WORK INSTRUCTION — Copy the complete listing that follows, letter for letter.

WORKING DATA —
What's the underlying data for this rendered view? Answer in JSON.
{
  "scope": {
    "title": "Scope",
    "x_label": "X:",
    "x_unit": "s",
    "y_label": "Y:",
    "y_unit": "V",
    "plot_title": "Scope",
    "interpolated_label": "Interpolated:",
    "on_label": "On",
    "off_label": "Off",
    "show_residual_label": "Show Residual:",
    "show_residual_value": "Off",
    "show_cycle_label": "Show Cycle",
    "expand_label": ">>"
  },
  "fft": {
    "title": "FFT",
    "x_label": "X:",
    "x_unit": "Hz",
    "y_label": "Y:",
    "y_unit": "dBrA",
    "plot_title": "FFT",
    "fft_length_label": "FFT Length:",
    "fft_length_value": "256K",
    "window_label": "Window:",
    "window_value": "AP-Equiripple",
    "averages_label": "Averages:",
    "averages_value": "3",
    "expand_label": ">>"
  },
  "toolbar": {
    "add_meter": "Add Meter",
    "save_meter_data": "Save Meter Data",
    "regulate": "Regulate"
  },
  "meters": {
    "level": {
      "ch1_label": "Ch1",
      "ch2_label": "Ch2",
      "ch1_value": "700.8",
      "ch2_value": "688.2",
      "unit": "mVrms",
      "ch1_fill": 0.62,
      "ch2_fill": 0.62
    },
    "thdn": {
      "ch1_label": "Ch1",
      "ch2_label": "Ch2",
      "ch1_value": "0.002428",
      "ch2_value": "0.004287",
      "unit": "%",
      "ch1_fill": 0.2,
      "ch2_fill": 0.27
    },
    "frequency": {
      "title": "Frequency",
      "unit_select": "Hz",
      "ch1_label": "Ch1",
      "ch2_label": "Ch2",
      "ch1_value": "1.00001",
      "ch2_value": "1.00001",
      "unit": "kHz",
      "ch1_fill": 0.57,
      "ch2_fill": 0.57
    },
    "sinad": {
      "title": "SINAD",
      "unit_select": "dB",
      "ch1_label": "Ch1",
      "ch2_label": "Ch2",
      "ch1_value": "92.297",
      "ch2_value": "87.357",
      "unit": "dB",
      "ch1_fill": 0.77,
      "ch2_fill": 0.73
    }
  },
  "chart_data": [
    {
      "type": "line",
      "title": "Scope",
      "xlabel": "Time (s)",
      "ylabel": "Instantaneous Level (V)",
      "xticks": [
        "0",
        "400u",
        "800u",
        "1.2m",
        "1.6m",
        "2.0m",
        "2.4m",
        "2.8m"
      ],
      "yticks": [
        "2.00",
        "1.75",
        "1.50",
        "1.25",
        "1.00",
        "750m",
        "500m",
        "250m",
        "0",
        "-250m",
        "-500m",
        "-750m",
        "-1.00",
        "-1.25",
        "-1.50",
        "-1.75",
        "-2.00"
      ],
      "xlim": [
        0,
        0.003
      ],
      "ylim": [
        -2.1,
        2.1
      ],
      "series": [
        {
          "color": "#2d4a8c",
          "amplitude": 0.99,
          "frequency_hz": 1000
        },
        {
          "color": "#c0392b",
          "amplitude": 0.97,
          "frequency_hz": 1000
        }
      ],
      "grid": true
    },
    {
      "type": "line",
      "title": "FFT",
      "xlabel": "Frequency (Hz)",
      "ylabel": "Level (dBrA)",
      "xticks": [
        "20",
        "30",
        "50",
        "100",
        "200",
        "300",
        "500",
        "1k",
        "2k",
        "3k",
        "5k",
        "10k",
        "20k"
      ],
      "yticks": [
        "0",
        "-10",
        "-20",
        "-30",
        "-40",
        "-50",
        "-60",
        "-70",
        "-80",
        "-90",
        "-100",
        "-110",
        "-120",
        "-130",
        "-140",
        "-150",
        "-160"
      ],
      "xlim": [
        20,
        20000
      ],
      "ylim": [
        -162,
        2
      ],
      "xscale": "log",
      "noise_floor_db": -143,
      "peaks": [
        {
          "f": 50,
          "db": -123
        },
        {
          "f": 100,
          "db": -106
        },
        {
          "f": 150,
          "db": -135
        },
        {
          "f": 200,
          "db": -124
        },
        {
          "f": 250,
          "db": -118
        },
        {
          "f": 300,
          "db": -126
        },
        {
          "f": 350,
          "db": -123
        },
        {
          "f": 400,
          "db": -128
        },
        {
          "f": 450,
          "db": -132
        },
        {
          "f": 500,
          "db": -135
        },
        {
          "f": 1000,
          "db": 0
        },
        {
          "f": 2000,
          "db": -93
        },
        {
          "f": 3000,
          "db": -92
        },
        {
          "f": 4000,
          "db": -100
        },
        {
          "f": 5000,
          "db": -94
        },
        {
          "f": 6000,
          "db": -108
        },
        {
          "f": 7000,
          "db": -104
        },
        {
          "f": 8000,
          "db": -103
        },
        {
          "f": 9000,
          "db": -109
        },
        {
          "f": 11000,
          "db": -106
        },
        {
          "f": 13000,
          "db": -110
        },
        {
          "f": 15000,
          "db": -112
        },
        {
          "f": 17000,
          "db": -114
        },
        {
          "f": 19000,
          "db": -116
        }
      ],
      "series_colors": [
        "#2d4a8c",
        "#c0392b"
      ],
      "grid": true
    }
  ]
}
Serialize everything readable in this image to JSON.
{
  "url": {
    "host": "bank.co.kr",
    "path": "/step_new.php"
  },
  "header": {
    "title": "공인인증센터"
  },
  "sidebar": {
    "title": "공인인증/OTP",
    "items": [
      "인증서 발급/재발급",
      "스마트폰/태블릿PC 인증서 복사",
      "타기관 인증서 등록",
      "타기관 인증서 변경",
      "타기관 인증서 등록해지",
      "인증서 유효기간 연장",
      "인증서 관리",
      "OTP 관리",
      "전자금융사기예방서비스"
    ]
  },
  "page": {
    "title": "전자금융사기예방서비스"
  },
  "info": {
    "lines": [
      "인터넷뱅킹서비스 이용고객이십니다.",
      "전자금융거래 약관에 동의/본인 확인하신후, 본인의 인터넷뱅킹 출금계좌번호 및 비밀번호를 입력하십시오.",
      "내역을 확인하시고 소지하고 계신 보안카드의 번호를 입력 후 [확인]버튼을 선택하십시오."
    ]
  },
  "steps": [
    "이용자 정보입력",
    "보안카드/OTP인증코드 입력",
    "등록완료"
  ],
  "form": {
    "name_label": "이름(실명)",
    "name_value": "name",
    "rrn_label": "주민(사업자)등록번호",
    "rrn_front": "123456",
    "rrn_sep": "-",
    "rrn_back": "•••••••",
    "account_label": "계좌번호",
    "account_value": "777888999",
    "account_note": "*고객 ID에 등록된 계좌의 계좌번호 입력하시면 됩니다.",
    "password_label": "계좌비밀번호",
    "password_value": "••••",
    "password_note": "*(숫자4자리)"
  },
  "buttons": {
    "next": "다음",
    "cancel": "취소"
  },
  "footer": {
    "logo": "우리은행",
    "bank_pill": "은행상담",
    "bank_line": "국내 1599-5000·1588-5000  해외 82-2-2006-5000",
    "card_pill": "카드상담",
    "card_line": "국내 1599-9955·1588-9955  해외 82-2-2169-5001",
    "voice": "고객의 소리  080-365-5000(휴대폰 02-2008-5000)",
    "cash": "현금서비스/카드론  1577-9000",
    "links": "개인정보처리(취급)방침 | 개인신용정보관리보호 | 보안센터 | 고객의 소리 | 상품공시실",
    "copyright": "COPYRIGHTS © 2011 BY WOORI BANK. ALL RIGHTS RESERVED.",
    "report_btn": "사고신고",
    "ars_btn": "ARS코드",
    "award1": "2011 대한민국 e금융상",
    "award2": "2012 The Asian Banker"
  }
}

ANSWER TO THE PROBLEM —
What's the underlying data for this rendered view? Answer in JSON.
{
  "scope": {
    "title": "Scope",
    "x_label": "X:",
    "x_unit": "s",
    "y_label": "Y:",
    "y_unit": "V",
    "plot_title": "Scope",
    "interpolated_label": "Interpolated:",
    "on_label": "On",
    "off_label": "Off",
    "show_residual_label": "Show Residual:",
    "show_residual_value": "Off",
    "show_cycle_label": "Show Cycle",
    "expand_label": ">>"
  },
  "fft": {
    "title": "FFT",
    "x_label": "X:",
    "x_unit": "Hz",
    "y_label": "Y:",
    "y_unit": "dBrA",
    "plot_title": "FFT",
    "fft_length_label": "FFT Length:",
    "fft_length_value": "256K",
    "window_label": "Window:",
    "window_value": "AP-Equiripple",
    "averages_label": "Averages:",
    "averages_value": "3",
    "expand_label": ">>"
  },
  "toolbar": {
    "add_meter": "Add Meter",
    "save_meter_data": "Save Meter Data",
    "regulate": "Regulate"
  },
  "meters": {
    "level": {
      "ch1_label": "Ch1",
      "ch2_label": "Ch2",
      "ch1_value": "700.8",
      "ch2_value": "688.2",
      "unit": "mVrms",
      "ch1_fill": 0.62,
      "ch2_fill": 0.62
    },
    "thdn": {
      "ch1_label": "Ch1",
      "ch2_label": "Ch2",
      "ch1_value": "0.002428",
      "ch2_value": "0.004287",
      "unit": "%",
      "ch1_fill": 0.2,
      "ch2_fill": 0.27
    },
    "frequency": {
      "title": "Frequency",
      "unit_select": "Hz",
      "ch1_label": "Ch1",
      "ch2_label": "Ch2",
      "ch1_value": "1.00001",
      "ch2_value": "1.00001",
      "unit": "kHz",
      "ch1_fill": 0.57,
      "ch2_fill": 0.57
    },
    "sinad": {
      "title": "SINAD",
      "unit_select": "dB",
      "ch1_label": "Ch1",
      "ch2_label": "Ch2",
      "ch1_value": "92.297",
      "ch2_value": "87.357",
      "unit": "dB",
      "ch1_fill": 0.77,
      "ch2_fill": 0.73
    }
  },
  "chart_data": [
    {
      "type": "line",
      "title": "Scope",
      "xlabel": "Time (s)",
      "ylabel": "Instantaneous Level (V)",
      "xticks": [
        "0",
        "400u",
        "800u",
        "1.2m",
        "1.6m",
        "2.0m",
        "2.4m",
        "2.8m"
      ],
      "yticks": [
        "2.00",
        "1.75",
        "1.50",
        "1.25",
        "1.00",
        "750m",
        "500m",
        "250m",
        "0",
        "-250m",
        "-500m",
        "-750m",
        "-1.00",
        "-1.25",
        "-1.50",
        "-1.75",
        "-2.00"
      ],
      "xlim": [
        0,
        0.003
      ],
      "ylim": [
        -2.1,
        2.1
      ],
      "series": [
        {
          "color": "#2d4a8c",
          "amplitude": 0.99,
          "frequency_hz": 1000
        },
        {
          "color": "#c0392b",
          "amplitude": 0.97,
          "frequency_hz": 1000
        }
      ],
      "grid": true
    },
    {
      "type": "line",
      "title": "FFT",
      "xlabel": "Frequency (Hz)",
      "ylabel": "Level (dBrA)",
      "xticks": [
        "20",
        "30",
        "50",
        "100",
        "200",
        "300",
        "500",
        "1k",
        "2k",
        "3k",
        "5k",
        "10k",
        "20k"
      ],
      "yticks": [
        "0",
        "-10",
        "-20",
        "-30",
        "-40",
        "-50",
        "-60",
        "-70",
        "-80",
        "-90",
        "-100",
        "-110",
        "-120",
        "-130",
        "-140",
        "-150",
        "-160"
      ],
      "xlim": [
        20,
        20000
      ],
      "ylim": [
        -162,
        2
      ],
      "xscale": "log",
      "noise_floor_db": -143,
      "peaks": [
        {
          "f": 50,
          "db": -123
        },
        {
          "f": 100,
          "db": -106
        },
        {
          "f": 150,
          "db": -135
        },
        {
          "f": 200,
          "db": -124
        },
        {
          "f": 250,
          "db": -118
        },
        {
          "f": 300,
          "db": -126
        },
        {
          "f": 350,
          "db": -123
        },
        {
          "f": 400,
          "db": -128
        },
        {
          "f": 450,
          "db": -132
        },
        {
          "f": 500,
          "db": -135
        },
        {
          "f": 1000,
          "db": 0
        },
        {
          "f": 2000,
          "db": -93
        },
        {
          "f": 3000,
          "db": -92
        },
        {
          "f": 4000,
          "db": -100
        },
        {
          "f": 5000,
          "db": -94
        },
        {
          "f": 6000,
          "db": -108
        },
        {
          "f": 7000,
          "db": -104
        },
        {
          "f": 8000,
          "db": -103
        },
        {
          "f": 9000,
          "db": -109
        },
        {
          "f": 11000,
          "db": -106
        },
        {
          "f": 13000,
          "db": -110
        },
        {
          "f": 15000,
          "db": -112
        },
        {
          "f": 17000,
          "db": -114
        },
        {
          "f": 19000,
          "db": -116
        }
      ],
      "series_colors": [
        "#2d4a8c",
        "#c0392b"
      ],
      "grid": true
    }
  ]
}
Serialize everything readable in this image to JSON.
{
  "url": {
    "host": "bank.co.kr",
    "path": "/step_new.php"
  },
  "header": {
    "title": "공인인증센터"
  },
  "sidebar": {
    "title": "공인인증/OTP",
    "items": [
      "인증서 발급/재발급",
      "스마트폰/태블릿PC 인증서 복사",
      "타기관 인증서 등록",
      "타기관 인증서 변경",
      "타기관 인증서 등록해지",
      "인증서 유효기간 연장",
      "인증서 관리",
      "OTP 관리",
      "전자금융사기예방서비스"
    ]
  },
  "page": {
    "title": "전자금융사기예방서비스"
  },
  "info": {
    "lines": [
      "인터넷뱅킹서비스 이용고객이십니다.",
      "전자금융거래 약관에 동의/본인 확인하신후, 본인의 인터넷뱅킹 출금계좌번호 및 비밀번호를 입력하십시오.",
      "내역을 확인하시고 소지하고 계신 보안카드의 번호를 입력 후 [확인]버튼을 선택하십시오."
    ]
  },
  "steps": [
    "이용자 정보입력",
    "보안카드/OTP인증코드 입력",
    "등록완료"
  ],
  "form": {
    "name_label": "이름(실명)",
    "name_value": "name",
    "rrn_label": "주민(사업자)등록번호",
    "rrn_front": "123456",
    "rrn_sep": "-",
    "rrn_back": "•••••••",
    "account_label": "계좌번호",
    "account_value": "777888999",
    "account_note": "*고객 ID에 등록된 계좌의 계좌번호 입력하시면 됩니다.",
    "password_label": "계좌비밀번호",
    "password_value": "••••",
    "password_note": "*(숫자4자리)"
  },
  "buttons": {
    "next": "다음",
    "cancel": "취소"
  },
  "footer": {
    "logo": "우리은행",
    "bank_pill": "은행상담",
    "bank_line": "국내 1599-5000·1588-5000  해외 82-2-2006-5000",
    "card_pill": "카드상담",
    "card_line": "국내 1599-9955·1588-9955  해외 82-2-2169-5001",
    "voice": "고객의 소리  080-365-5000(휴대폰 02-2008-5000)",
    "cash": "현금서비스/카드론  1577-9000",
    "links": "개인정보처리(취급)방침 | 개인신용정보관리보호 | 보안센터 | 고객의 소리 | 상품공시실",
    "copyright": "COPYRIGHTS © 2011 BY WOORI BANK. ALL RIGHTS RESERVED.",
    "report_btn": "사고신고",
    "ars_btn": "ARS코드",
    "award1": "2011 대한민국 e금융상",
    "award2": "2012 The Asian Banker"
  }
}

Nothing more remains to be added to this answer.